Building on EHX's looper legacy, the 45000 combines the familiar controls of a multi-track digital recorder with state-of-the-art features making it possible to create complex multi-track loops quickly and easily. Each loop has four mono tracks an...
Building on EHX's looper legacy, the 45000 combines the familiar controls of a multi-track digital recorder with state-of-the-art features making it possible to create complex multi-track loops quickly and easily. Each loop has four mono tracks and one stereo mixdown track. The 45000 records non-compressed, 44.1kHz/16-bit CD quality audio direct to a removable SDHC card (4 to 32GB). Each card holds up to 100 individual loops accessed with the optional 45000 Foot Controller (sold separately). Loop speed is adjustable over a two octave range, and reverse recording and playback are also possible. For extra convenience, a built-in metronome to a separate Monitor Out and a Headphone Out are also included.

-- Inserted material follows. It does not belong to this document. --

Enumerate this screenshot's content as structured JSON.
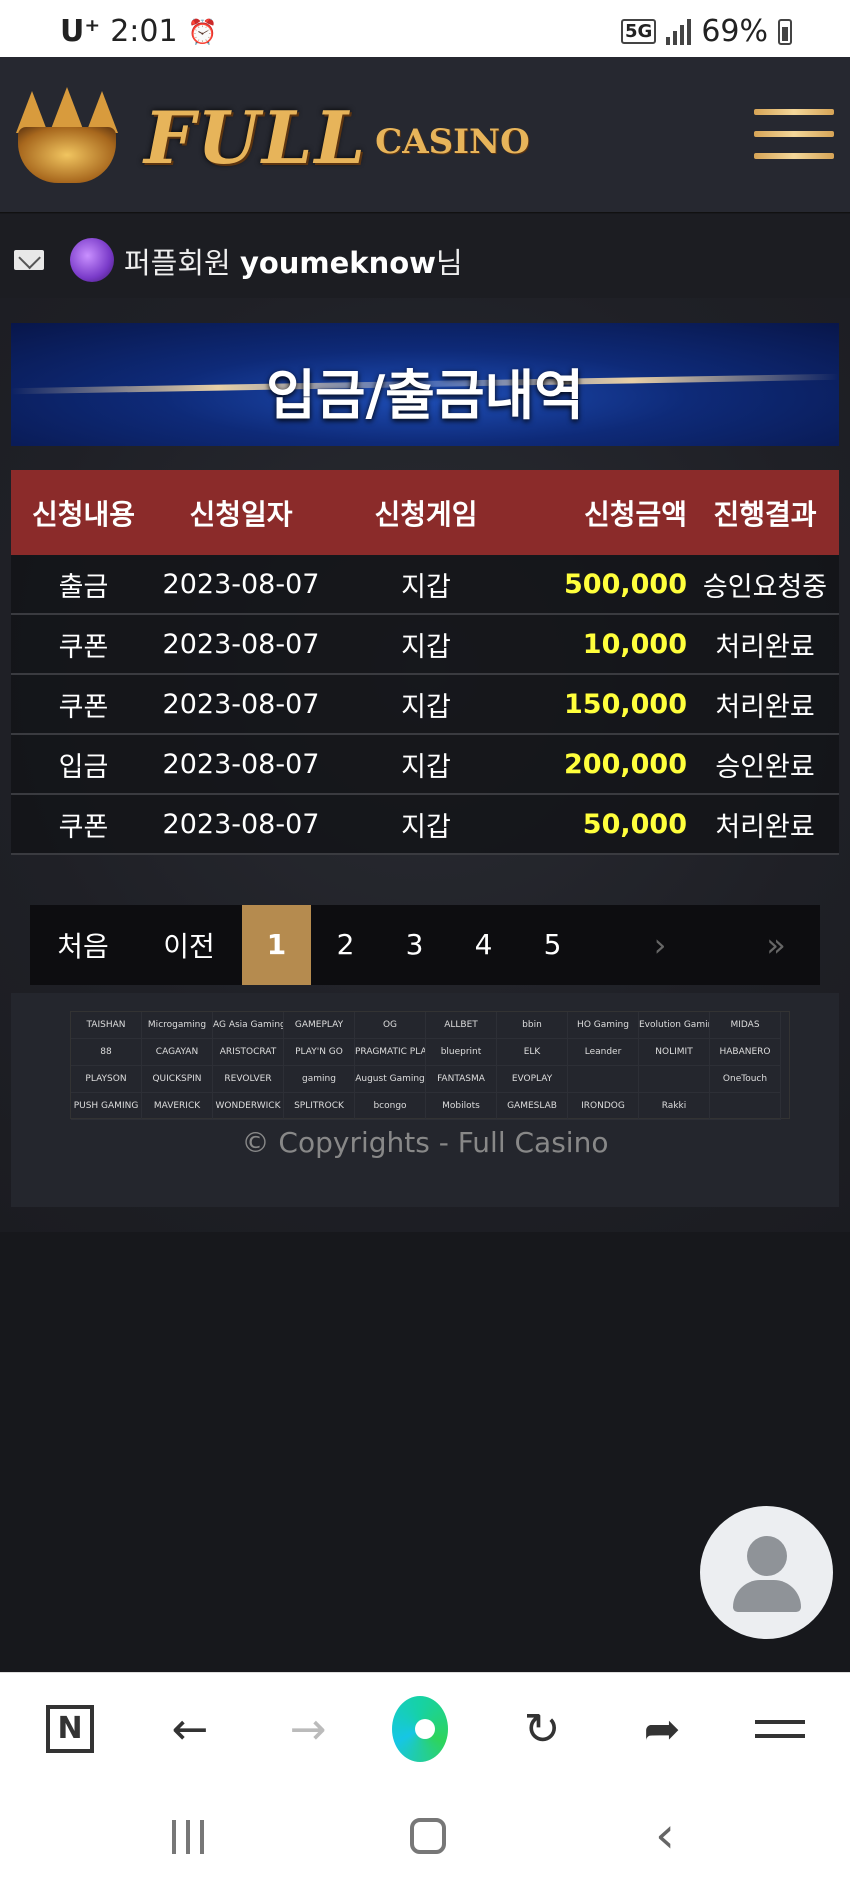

The 45000 works for me, but I think some people might struggle with the fact that it lacks a screen. For many loop stations, a screen isn't necessary because their functionality doesn't go far beyond the "record, overdub, play" formula that was popularized by the 16 Second Digital Delay back in the 80s. The 45000, however, greatly expands upon that functionality by offering four monaural tracks that can be endlessly overdubbed (as long as you've got free space on your SD card), and a fifth stereo track that is used as a "mixdown", essentially allowing you to record all four phrases together as one phrase, each one occupying whatever position in the stereo spectrum you desire. Interestingly, you can even turn the pan knobs for each track whilst the "mixdown" track is recording, and that motion will be recorded as well, giving your mixdown track automated panning motion. You also have the ability to change the pitch of the loop as a whole with the "tempo" slider, which can give you some very ominous sounds indeed when the "tempo" slider is dropped to its lowest setting. "Reverse" is another useful tool if you're after a more ethereal, less-familiar sound. I find sometimes that, if I record something and don't quite like the way it sounds, or think the melody could use a little something to make it right, I hit the "reverse" button and find that I like the way that sounds better than I liked it playing forwards. Now for the downside: Performing memory changes on the 45000 is difficult without the foot controller made specifically for the unit by EHX, as you must hold down the "stereo mode" button for two seconds, and then hit "reverse" to travel backwards through your saved loops, or "octave" to travel forward. This is a little tedious, but I find it works better for me than spending $140 on a foot switch. That brings me to another feature I hadn't mentioned: the "Octave" button simply shifts the loop down to half-speed, which has the same effect as moving the "tempo" slider down, though I don't think the tempo slider allows for a full octave of pitch alteration. Every looper I have ever owned has fallen short in some way or another, and I think this one is the closest any of them have ever come to being perfect in my eyes.